Start of Materials provided

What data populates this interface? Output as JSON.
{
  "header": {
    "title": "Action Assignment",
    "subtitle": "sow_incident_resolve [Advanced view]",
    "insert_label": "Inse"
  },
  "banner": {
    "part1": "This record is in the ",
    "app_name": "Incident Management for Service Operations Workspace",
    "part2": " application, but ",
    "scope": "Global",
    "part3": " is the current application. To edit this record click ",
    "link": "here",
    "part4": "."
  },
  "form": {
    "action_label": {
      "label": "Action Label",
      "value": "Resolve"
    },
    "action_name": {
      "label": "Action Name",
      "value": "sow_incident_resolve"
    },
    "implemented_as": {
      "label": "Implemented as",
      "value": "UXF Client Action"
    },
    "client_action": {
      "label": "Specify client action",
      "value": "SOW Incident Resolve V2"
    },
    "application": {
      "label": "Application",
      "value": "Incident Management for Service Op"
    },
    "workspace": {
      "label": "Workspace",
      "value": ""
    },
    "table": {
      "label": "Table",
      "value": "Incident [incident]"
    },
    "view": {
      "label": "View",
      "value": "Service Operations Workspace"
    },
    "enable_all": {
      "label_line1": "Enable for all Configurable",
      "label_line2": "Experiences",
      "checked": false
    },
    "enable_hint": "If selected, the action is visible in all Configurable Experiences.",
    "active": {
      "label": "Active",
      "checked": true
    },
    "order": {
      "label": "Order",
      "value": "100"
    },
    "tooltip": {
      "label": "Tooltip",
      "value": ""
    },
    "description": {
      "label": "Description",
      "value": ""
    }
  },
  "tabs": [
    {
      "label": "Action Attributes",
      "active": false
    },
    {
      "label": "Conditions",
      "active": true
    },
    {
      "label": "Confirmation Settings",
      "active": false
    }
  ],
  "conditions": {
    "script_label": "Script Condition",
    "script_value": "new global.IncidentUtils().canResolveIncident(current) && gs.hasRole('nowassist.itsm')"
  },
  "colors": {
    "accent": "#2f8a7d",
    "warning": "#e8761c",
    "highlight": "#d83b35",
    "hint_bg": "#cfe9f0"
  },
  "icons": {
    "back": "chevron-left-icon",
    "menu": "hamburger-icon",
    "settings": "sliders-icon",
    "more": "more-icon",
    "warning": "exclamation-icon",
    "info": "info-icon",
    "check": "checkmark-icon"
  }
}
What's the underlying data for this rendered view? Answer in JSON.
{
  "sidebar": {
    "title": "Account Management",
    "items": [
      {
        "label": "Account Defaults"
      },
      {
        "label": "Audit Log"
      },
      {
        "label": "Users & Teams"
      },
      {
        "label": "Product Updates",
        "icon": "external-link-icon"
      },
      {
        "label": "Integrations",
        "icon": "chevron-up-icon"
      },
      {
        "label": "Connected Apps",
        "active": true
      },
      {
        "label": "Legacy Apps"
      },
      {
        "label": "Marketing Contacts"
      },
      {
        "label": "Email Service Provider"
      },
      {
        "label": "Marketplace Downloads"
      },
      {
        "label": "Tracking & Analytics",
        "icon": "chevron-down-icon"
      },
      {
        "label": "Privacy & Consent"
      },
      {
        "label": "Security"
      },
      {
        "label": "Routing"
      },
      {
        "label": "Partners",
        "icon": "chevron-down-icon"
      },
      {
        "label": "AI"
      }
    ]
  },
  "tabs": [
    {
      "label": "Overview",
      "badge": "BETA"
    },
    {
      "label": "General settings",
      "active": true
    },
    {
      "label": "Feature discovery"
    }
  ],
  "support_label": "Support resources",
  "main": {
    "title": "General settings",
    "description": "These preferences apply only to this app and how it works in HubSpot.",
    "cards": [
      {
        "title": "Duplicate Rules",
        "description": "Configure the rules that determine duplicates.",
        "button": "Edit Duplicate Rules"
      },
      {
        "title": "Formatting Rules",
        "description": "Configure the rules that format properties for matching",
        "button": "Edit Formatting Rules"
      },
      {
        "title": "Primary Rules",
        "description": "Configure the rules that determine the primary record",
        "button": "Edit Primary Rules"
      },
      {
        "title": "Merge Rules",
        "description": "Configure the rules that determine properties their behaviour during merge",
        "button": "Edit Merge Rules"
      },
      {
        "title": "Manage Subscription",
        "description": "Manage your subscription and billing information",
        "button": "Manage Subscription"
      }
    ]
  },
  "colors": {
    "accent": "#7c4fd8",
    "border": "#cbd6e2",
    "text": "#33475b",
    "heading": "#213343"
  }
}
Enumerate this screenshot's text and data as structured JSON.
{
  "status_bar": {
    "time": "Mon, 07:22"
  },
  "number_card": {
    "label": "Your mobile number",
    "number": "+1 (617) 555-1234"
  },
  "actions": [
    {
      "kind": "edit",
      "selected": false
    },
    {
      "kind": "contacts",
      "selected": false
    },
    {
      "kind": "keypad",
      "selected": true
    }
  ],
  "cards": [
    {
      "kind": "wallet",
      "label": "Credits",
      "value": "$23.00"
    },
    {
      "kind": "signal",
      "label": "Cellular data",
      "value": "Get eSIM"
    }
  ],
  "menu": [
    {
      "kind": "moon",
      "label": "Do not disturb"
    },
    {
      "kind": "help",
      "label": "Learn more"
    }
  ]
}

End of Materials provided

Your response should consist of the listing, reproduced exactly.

### Solved exercise
What data populates this interface? Output as JSON.
{
  "header": {
    "title": "Action Assignment",
    "subtitle": "sow_incident_resolve [Advanced view]",
    "insert_label": "Inse"
  },
  "banner": {
    "part1": "This record is in the ",
    "app_name": "Incident Management for Service Operations Workspace",
    "part2": " application, but ",
    "scope": "Global",
    "part3": " is the current application. To edit this record click ",
    "link": "here",
    "part4": "."
  },
  "form": {
    "action_label": {
      "label": "Action Label",
      "value": "Resolve"
    },
    "action_name": {
      "label": "Action Name",
      "value": "sow_incident_resolve"
    },
    "implemented_as": {
      "label": "Implemented as",
      "value": "UXF Client Action"
    },
    "client_action": {
      "label": "Specify client action",
      "value": "SOW Incident Resolve V2"
    },
    "application": {
      "label": "Application",
      "value": "Incident Management for Service Op"
    },
    "workspace": {
      "label": "Workspace",
      "value": ""
    },
    "table": {
      "label": "Table",
      "value": "Incident [incident]"
    },
    "view": {
      "label": "View",
      "value": "Service Operations Workspace"
    },
    "enable_all": {
      "label_line1": "Enable for all Configurable",
      "label_line2": "Experiences",
      "checked": false
    },
    "enable_hint": "If selected, the action is visible in all Configurable Experiences.",
    "active": {
      "label": "Active",
      "checked": true
    },
    "order": {
      "label": "Order",
      "value": "100"
    },
    "tooltip": {
      "label": "Tooltip",
      "value": ""
    },
    "description": {
      "label": "Description",
      "value": ""
    }
  },
  "tabs": [
    {
      "label": "Action Attributes",
      "active": false
    },
    {
      "label": "Conditions",
      "active": true
    },
    {
      "label": "Confirmation Settings",
      "active": false
    }
  ],
  "conditions": {
    "script_label": "Script Condition",
    "script_value": "new global.IncidentUtils().canResolveIncident(current) && gs.hasRole('nowassist.itsm')"
  },
  "colors": {
    "accent": "#2f8a7d",
    "warning": "#e8761c",
    "highlight": "#d83b35",
    "hint_bg": "#cfe9f0"
  },
  "icons": {
    "back": "chevron-left-icon",
    "menu": "hamburger-icon",
    "settings": "sliders-icon",
    "more": "more-icon",
    "warning": "exclamation-icon",
    "info": "info-icon",
    "check": "checkmark-icon"
  }
}
What's the underlying data for this rendered view? Answer in JSON.
{
  "sidebar": {
    "title": "Account Management",
    "items": [
      {
        "label": "Account Defaults"
      },
      {
        "label": "Audit Log"
      },
      {
        "label": "Users & Teams"
      },
      {
        "label": "Product Updates",
        "icon": "external-link-icon"
      },
      {
        "label": "Integrations",
        "icon": "chevron-up-icon"
      },
      {
        "label": "Connected Apps",
        "active": true
      },
      {
        "label": "Legacy Apps"
      },
      {
        "label": "Marketing Contacts"
      },
      {
        "label": "Email Service Provider"
      },
      {
        "label": "Marketplace Downloads"
      },
      {
        "label": "Tracking & Analytics",
        "icon": "chevron-down-icon"
      },
      {
        "label": "Privacy & Consent"
      },
      {
        "label": "Security"
      },
      {
        "label": "Routing"
      },
      {
        "label": "Partners",
        "icon": "chevron-down-icon"
      },
      {
        "label": "AI"
      }
    ]
  },
  "tabs": [
    {
      "label": "Overview",
      "badge": "BETA"
    },
    {
      "label": "General settings",
      "active": true
    },
    {
      "label": "Feature discovery"
    }
  ],
  "support_label": "Support resources",
  "main": {
    "title": "General settings",
    "description": "These preferences apply only to this app and how it works in HubSpot.",
    "cards": [
      {
        "title": "Duplicate Rules",
        "description": "Configure the rules that determine duplicates.",
        "button": "Edit Duplicate Rules"
      },
      {
        "title": "Formatting Rules",
        "description": "Configure the rules that format properties for matching",
        "button": "Edit Formatting Rules"
      },
      {
        "title": "Primary Rules",
        "description": "Configure the rules that determine the primary record",
        "button": "Edit Primary Rules"
      },
      {
        "title": "Merge Rules",
        "description": "Configure the rules that determine properties their behaviour during merge",
        "button": "Edit Merge Rules"
      },
      {
        "title": "Manage Subscription",
        "description": "Manage your subscription and billing information",
        "button": "Manage Subscription"
      }
    ]
  },
  "colors": {
    "accent": "#7c4fd8",
    "border": "#cbd6e2",
    "text": "#33475b",
    "heading": "#213343"
  }
}
Enumerate this screenshot's text and data as structured JSON.
{
  "status_bar": {
    "time": "Mon, 07:22"
  },
  "number_card": {
    "label": "Your mobile number",
    "number": "+1 (617) 555-1234"
  },
  "actions": [
    {
      "kind": "edit",
      "selected": false
    },
    {
      "kind": "contacts",
      "selected": false
    },
    {
      "kind": "keypad",
      "selected": true
    }
  ],
  "cards": [
    {
      "kind": "wallet",
      "label": "Credits",
      "value": "$23.00"
    },
    {
      "kind": "signal",
      "label": "Cellular data",
      "value": "Get eSIM"
    }
  ],
  "menu": [
    {
      "kind": "moon",
      "label": "Do not disturb"
    },
    {
      "kind": "help",
      "label": "Learn more"
    }
  ]
}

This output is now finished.